printf(stdout, "Location:\n\n");
as alamo suggested.  Perhaps IIS doesn't like URI.


Accepted Solution

nanullnet earned 80 total points
ID: 1831698
If this page that you are redirecting to is the same page as you started from, why reload it?  Just tell it there is no more content by typing:

printf(stdout, "HTTP/1.0 204 Nothing New to Display\n\n");

Author Comment

ID: 1831699
thanks to all of them, I had to postpone my tests since my my Hard drive was crashed but it works well

Featured Post

Active Directory Webinar

We all know we need to protect and secure our privileges, but where to start? Join Experts Exchange and ManageEngine on Tuesday, April 11, 2017 10:00 AM PDT to learn how to track and secure privileged users in Active Directory.

Question has a verified solution.

If you are experiencing a similar issue, please ask a related question

Suggested Solutions

Title # Comments Views Activity
Nmap how to find wich type of socks is this? 4 107
Automating a script for user accounts LINUX 14 76
Powershell  and PSExec = Password failure 5 24
Powershell File Sort 8 41
Ever wondered how to display how many visitors you have online. In this tutorial I will show you an easy but effective way to display the number of online visitors in WhizBase. In this article I assume you have read my previous articles and know …
This tutorial will discuss fancy secure registration forms, with AJAX technology support. In this article I assume you already know HTML and some JS. I will write the code using WhizBase Server Pages, so you need to know some basics in WBSP (you mig…
Learn the basics of modules and packages in Python. Every Python file is a module, ending in the suffix: .py: Modules are a collection of functions and variables.: Packages are a collection of modules.: Module functions and variables are accessed us…
This tutorial will teach you the core code needed to finalize the addition of a watermark to your image. The viewer will use a small PHP class to learn and create a watermark.

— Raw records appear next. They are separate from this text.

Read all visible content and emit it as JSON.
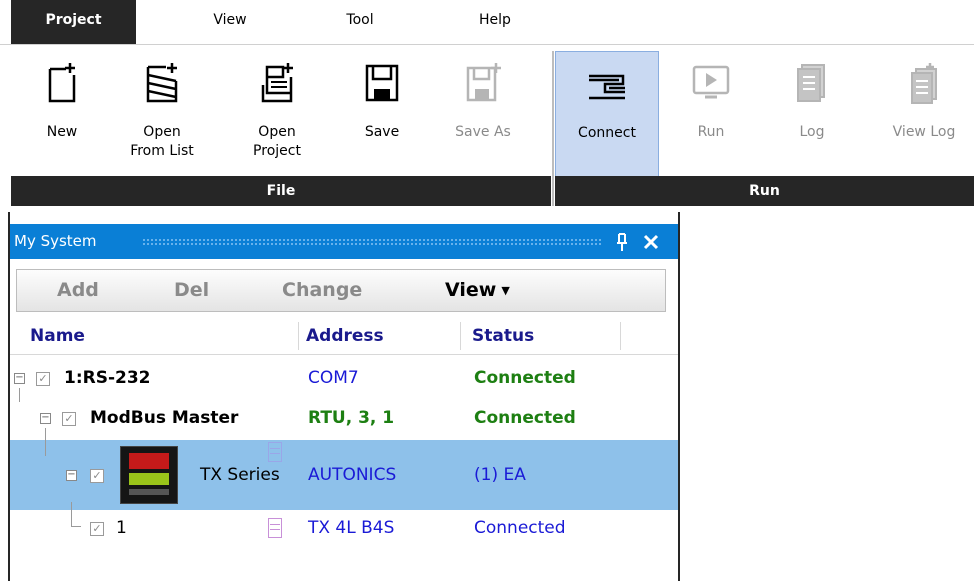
{
  "menu": {
    "project": "Project",
    "view": "View",
    "tool": "Tool",
    "help": "Help"
  },
  "ribbon": {
    "file_buttons": [
      {
        "label": "New",
        "icon": "new-file-icon",
        "enabled": true
      },
      {
        "label": "Open\nFrom List",
        "icon": "open-from-list-icon",
        "enabled": true
      },
      {
        "label": "Open\nProject",
        "icon": "open-project-icon",
        "enabled": true
      },
      {
        "label": "Save",
        "icon": "save-icon",
        "enabled": true
      },
      {
        "label": "Save As",
        "icon": "save-as-icon",
        "enabled": false
      }
    ],
    "run_buttons": [
      {
        "label": "Connect",
        "icon": "connect-icon",
        "enabled": true,
        "active": true
      },
      {
        "label": "Run",
        "icon": "run-icon",
        "enabled": false
      },
      {
        "label": "Log",
        "icon": "log-icon",
        "enabled": false
      },
      {
        "label": "View Log",
        "icon": "view-log-icon",
        "enabled": false
      }
    ],
    "groups": {
      "file": "File",
      "run": "Run"
    }
  },
  "panel": {
    "title": "My System",
    "toolbar": {
      "add": "Add",
      "del": "Del",
      "change": "Change",
      "view": "View"
    },
    "columns": {
      "name": "Name",
      "address": "Address",
      "status": "Status"
    },
    "rows": [
      {
        "name": "1:RS-232",
        "address": "COM7",
        "status": "Connected"
      },
      {
        "name": "ModBus Master",
        "address": "RTU, 3, 1",
        "status": "Connected"
      },
      {
        "name": "TX Series",
        "address": "AUTONICS",
        "status": "(1) EA"
      },
      {
        "name": "1",
        "address": "TX 4L B4S",
        "status": "Connected"
      }
    ]
  },
  "colors": {
    "accent": "#0a7fd6",
    "selected_row": "#8ec1ea",
    "connected_green": "#1d7f12",
    "link_blue": "#1a1ad6",
    "dark_bar": "#262626"
  }
}
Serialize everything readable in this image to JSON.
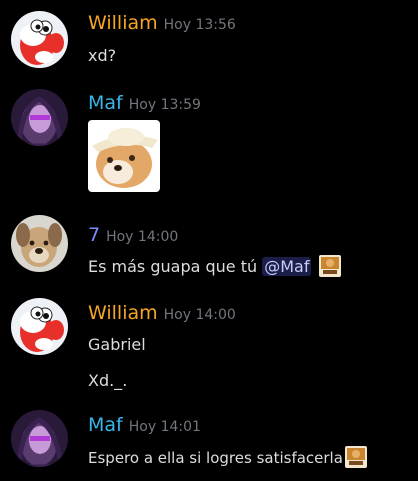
{
  "colors": {
    "background": "#000000",
    "william": "#f5a623",
    "maf": "#38b6e8",
    "seven": "#7d8cf6",
    "timestamp": "#72767d",
    "text": "#dcddde"
  },
  "messages": [
    {
      "author": "William",
      "time": "Hoy 13:56",
      "avatar_icon": "yoshi-avatar-icon",
      "lines": [
        "xd?"
      ]
    },
    {
      "author": "Maf",
      "time": "Hoy 13:59",
      "avatar_icon": "maf-avatar-icon",
      "attachment": "doge-cowboy-hat-image"
    },
    {
      "author": "7",
      "time": "Hoy 14:00",
      "avatar_icon": "dog-avatar-icon",
      "lines": [
        "Es más guapa que tú"
      ],
      "mention": "@Maf",
      "emoji": "custom-sticker-emoji"
    },
    {
      "author": "William",
      "time": "Hoy 14:00",
      "avatar_icon": "yoshi-avatar-icon",
      "lines": [
        "Gabriel",
        "Xd._."
      ]
    },
    {
      "author": "Maf",
      "time": "Hoy 14:01",
      "avatar_icon": "maf-avatar-icon",
      "lines": [
        "Espero a ella si logres satisfacerla"
      ],
      "emoji": "custom-sticker-emoji"
    }
  ]
}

821 members asked questions and received personalized solutions in the past 7 days.

Join the community of 500,000 technology professionals and ask your questions.

Join & Ask a Question